The only spender among the top 12 that wasn't a multi-client firm was the Michigan Health and Hospital Association, which ranked eighth at $272,414.
Other non-multi-client lobbying firms that ranked among the top 20 spenders were the National Federation of Independent Business ($199,264), the Michigan Credit Union League ($195,786), Blue Cross Blue Shield of Michigan ($180,186) and the Michigan Dental Association ($132,203).
Here are some other details from our new list of the top 200 spenders on lobbying:
— Two groups with heavy interest in Michigan’s prevailing wage law boosted their spending on lobbying. In June, lawmakers voted to repeal the law, which set wage standards for publicly-funded construction projects.
The National Electrical Contractors Association, which opposed the repeal, reported spending $120,000 on lobbying over the first seven months of 2018. Over the same time period in 2017, the group spent just $50,000. Similarly, the Michigan Regional Council of Carpenters, which also opposed repeal, reported spending $71,610 on lobbying over the first seven months of 2018. Over the same time period in 2017, the group spent just $10,996.
The Associated Builders and Contractors of Michigan, which championed prevailing wage repeal, increased its spending by a small amount. Over the first seven months of 2018, the group spent $47,619. Over the same time period in 2017, the group spent $43,724.
— One of the new groups on the top 200 list was Waymo LLC, a self-driving car company. Waymo LLC reported spending $37,618 on lobbying Michigan state government over the first months of the year. The Legislature approved laws on self-driving vehicles in 2016.
Other technology companies to make the top spenders list included Facebook, which spent $30,136, and Google, which spent $28,367.
— Another newcomer to the list was the Convention of States Action, a national group that wants to call a convention of the states to propose constitutional amendments to “impose fiscal restraints on the federal government, limit its power and jurisdiction and impose term limits on its officials and members of Congress,” says its website. The group reported spending $31,541 on lobbying state government over the first seven months of the year.

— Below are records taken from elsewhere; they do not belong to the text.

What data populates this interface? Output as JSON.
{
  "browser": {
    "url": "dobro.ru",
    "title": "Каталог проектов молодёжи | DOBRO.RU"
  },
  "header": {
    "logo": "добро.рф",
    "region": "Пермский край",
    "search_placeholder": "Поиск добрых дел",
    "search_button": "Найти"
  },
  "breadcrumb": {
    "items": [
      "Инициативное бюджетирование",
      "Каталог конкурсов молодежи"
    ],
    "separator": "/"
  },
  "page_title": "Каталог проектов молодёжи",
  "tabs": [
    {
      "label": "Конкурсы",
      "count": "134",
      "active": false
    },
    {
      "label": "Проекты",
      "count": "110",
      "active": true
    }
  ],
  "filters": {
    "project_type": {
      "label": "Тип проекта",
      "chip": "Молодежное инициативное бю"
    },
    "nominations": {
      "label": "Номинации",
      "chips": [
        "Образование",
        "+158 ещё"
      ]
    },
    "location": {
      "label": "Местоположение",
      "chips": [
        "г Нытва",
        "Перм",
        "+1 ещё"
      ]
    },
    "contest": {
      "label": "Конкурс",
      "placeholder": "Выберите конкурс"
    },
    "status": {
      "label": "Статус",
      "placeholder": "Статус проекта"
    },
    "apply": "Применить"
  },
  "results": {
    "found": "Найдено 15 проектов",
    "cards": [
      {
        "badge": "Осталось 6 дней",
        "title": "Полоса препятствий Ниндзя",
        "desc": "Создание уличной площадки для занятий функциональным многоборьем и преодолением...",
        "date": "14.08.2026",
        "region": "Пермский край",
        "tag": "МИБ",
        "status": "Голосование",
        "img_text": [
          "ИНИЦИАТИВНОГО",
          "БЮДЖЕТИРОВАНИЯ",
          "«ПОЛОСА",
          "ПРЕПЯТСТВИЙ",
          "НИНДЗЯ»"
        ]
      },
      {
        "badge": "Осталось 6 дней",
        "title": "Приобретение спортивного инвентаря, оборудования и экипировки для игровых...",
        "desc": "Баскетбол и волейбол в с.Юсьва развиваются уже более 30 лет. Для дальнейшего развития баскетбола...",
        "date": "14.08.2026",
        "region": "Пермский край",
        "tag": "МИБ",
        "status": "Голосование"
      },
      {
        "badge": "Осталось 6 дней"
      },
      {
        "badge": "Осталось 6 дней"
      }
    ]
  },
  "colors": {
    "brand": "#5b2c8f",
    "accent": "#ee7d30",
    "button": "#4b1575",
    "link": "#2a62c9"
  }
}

Resolutions to call such a convention have been introduced in the House and the Senate. In both chambers, the resolutions advanced out of committees and are currently awaiting pending votes from the full House and the full Senate.
— Public institutions that are funded by tax dollars also shell out money to lobby state government. On the new list of the top 200 spenders were seven universities, two state agencies, two cities and one county.
Among them were Michigan State University ($87,735), the Michigan Department of Treasury ($80,000) and the University of Michigan Board of Regents ($73,087). Gov. Rick Snyder’s office reported spending $48,000 — the same amount it reported over the same period last year.